Activity: In the entries below, spot each line with the word "Modus" and copy it.

Supplied records:
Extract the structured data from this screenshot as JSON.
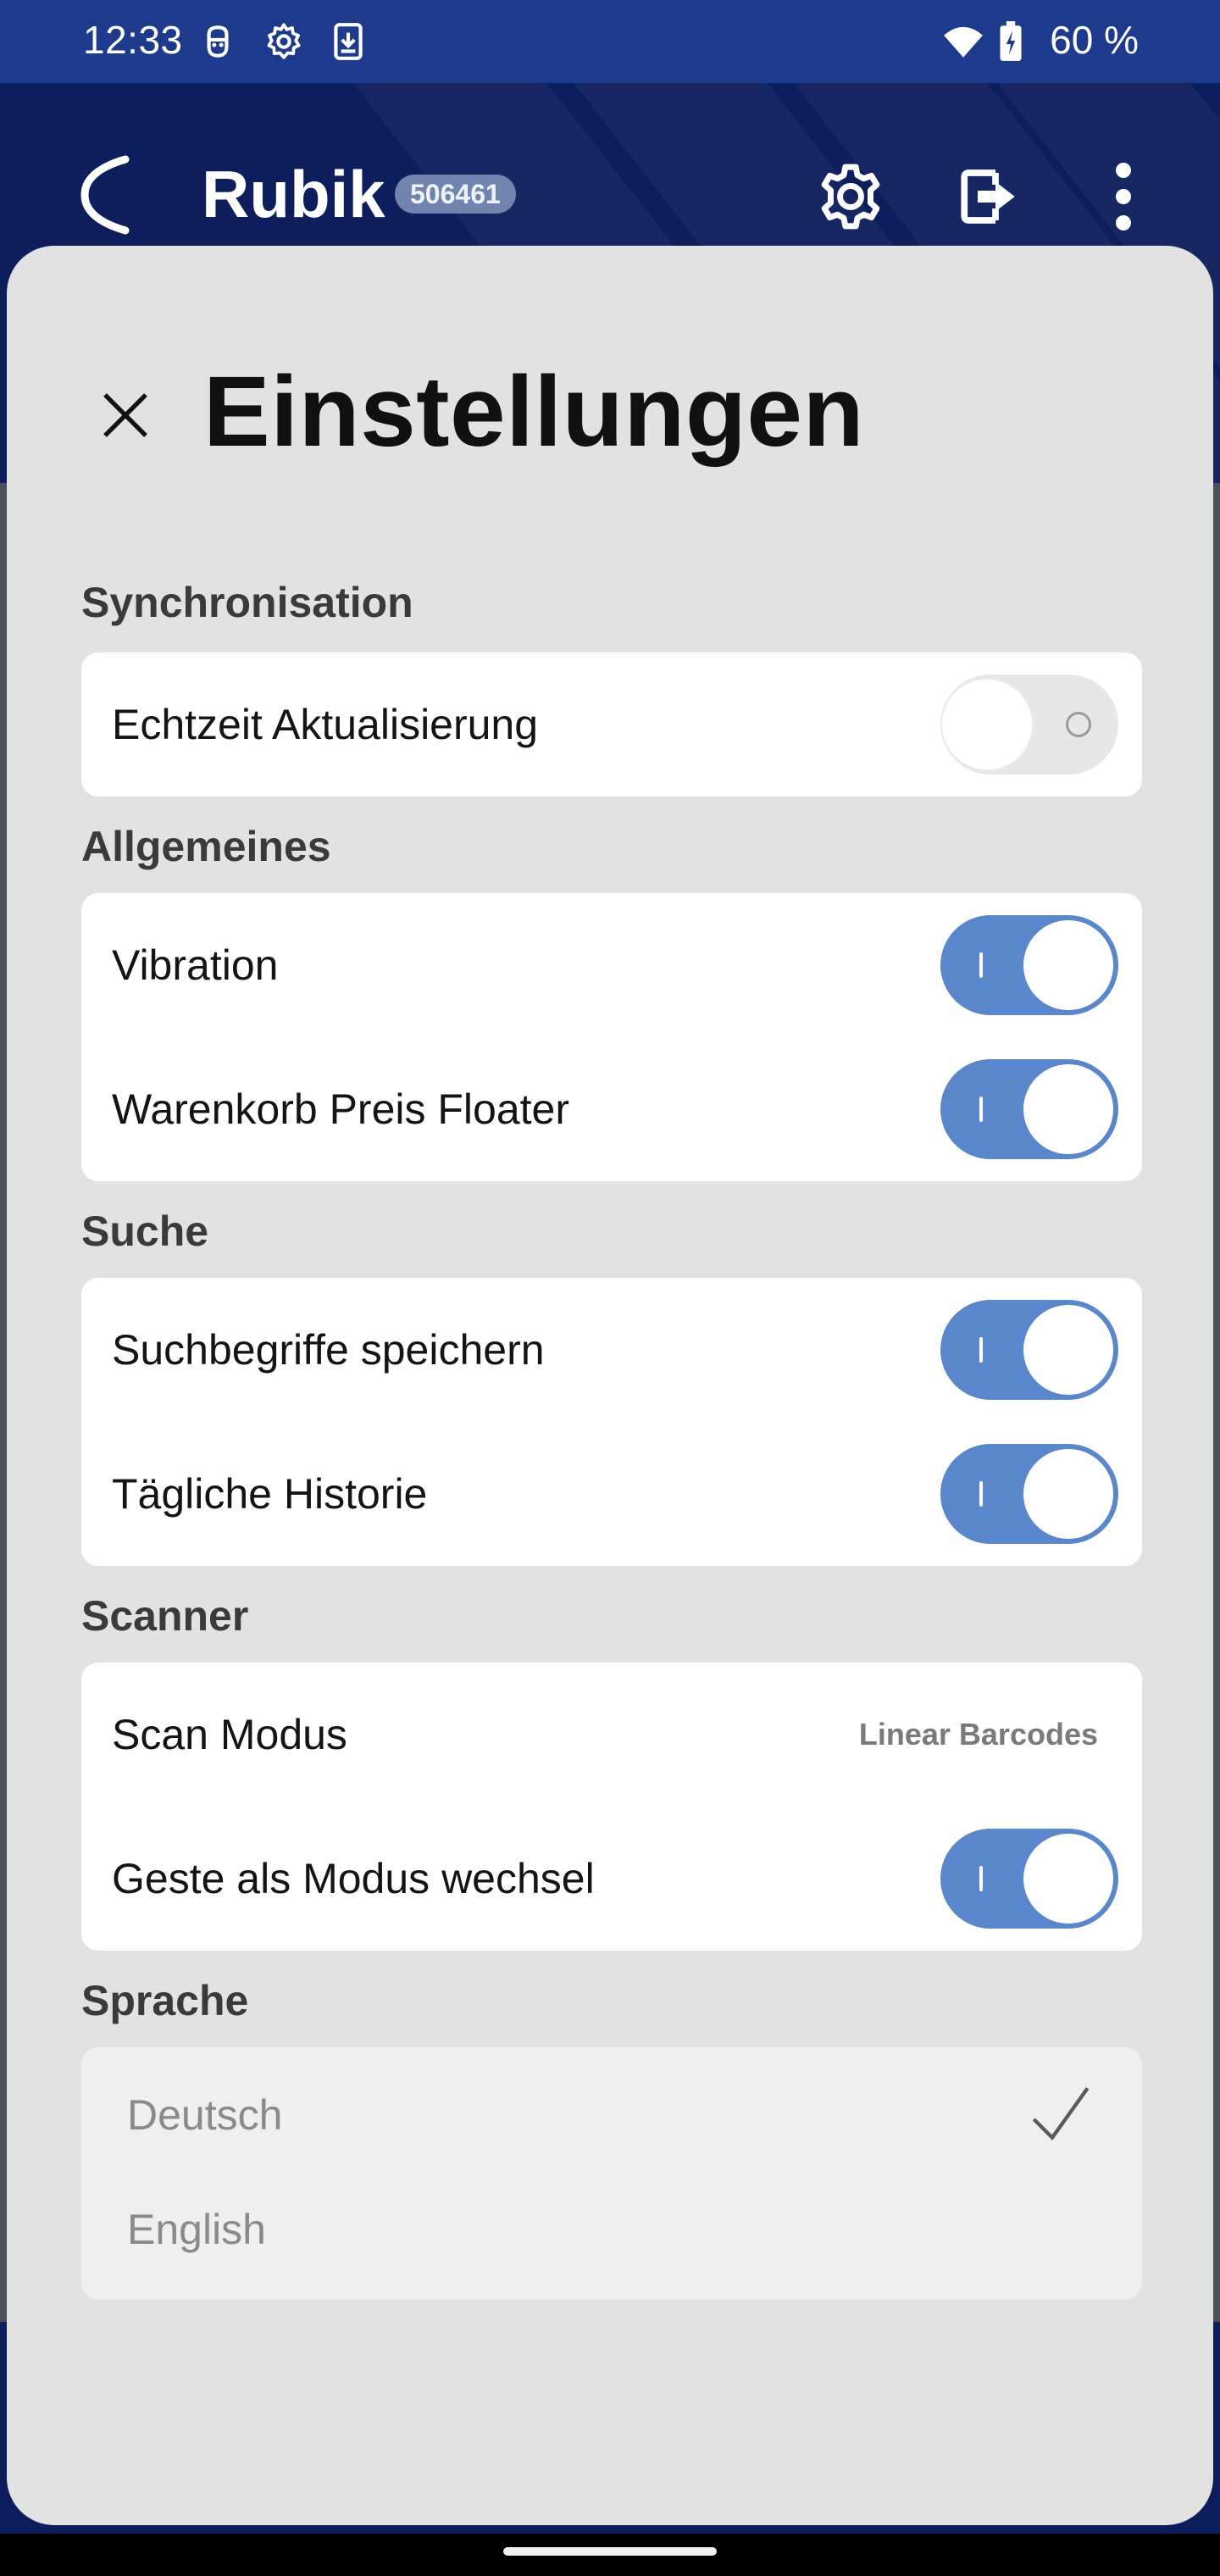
{
  "status_bar": {
    "time": "12:33",
    "battery": "60 %",
    "icons": [
      "face-icon",
      "gear-icon",
      "download-icon",
      "wifi-icon",
      "battery-icon"
    ]
  },
  "toolbar": {
    "title": "Rubik",
    "badge": "506461",
    "icons": [
      "logo-icon",
      "settings-icon",
      "logout-icon",
      "more-vert-icon"
    ]
  },
  "sheet": {
    "title": "Einstellungen",
    "close_icon": "close-icon",
    "sections": {
      "sync": {
        "label": "Synchronisation",
        "realtime": {
          "label": "Echtzeit Aktualisierung",
          "enabled": false
        }
      },
      "general": {
        "label": "Allgemeines",
        "vibration": {
          "label": "Vibration",
          "enabled": true
        },
        "cart_floater": {
          "label": "Warenkorb Preis Floater",
          "enabled": true
        }
      },
      "search": {
        "label": "Suche",
        "save_terms": {
          "label": "Suchbegriffe speichern",
          "enabled": true
        },
        "daily_history": {
          "label": "Tägliche Historie",
          "enabled": true
        }
      },
      "scanner": {
        "label": "Scanner",
        "scan_mode": {
          "label": "Scan Modus",
          "value": "Linear Barcodes"
        },
        "gesture": {
          "label": "Geste als Modus wechsel",
          "enabled": true
        }
      },
      "language": {
        "label": "Sprache",
        "options": [
          {
            "label": "Deutsch",
            "selected": true
          },
          {
            "label": "English",
            "selected": false
          }
        ]
      }
    }
  },
  "colors": {
    "status_bar": "#1d3a8c",
    "app_bg": "#0d1e5c",
    "sheet_bg": "#e2e2e2",
    "toggle_on": "#5a87cc",
    "toggle_off": "#e7e7e7"
  }
}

Problem solution:
          "label": "Scan Modus",
          "label": "Geste als Modus wechsel",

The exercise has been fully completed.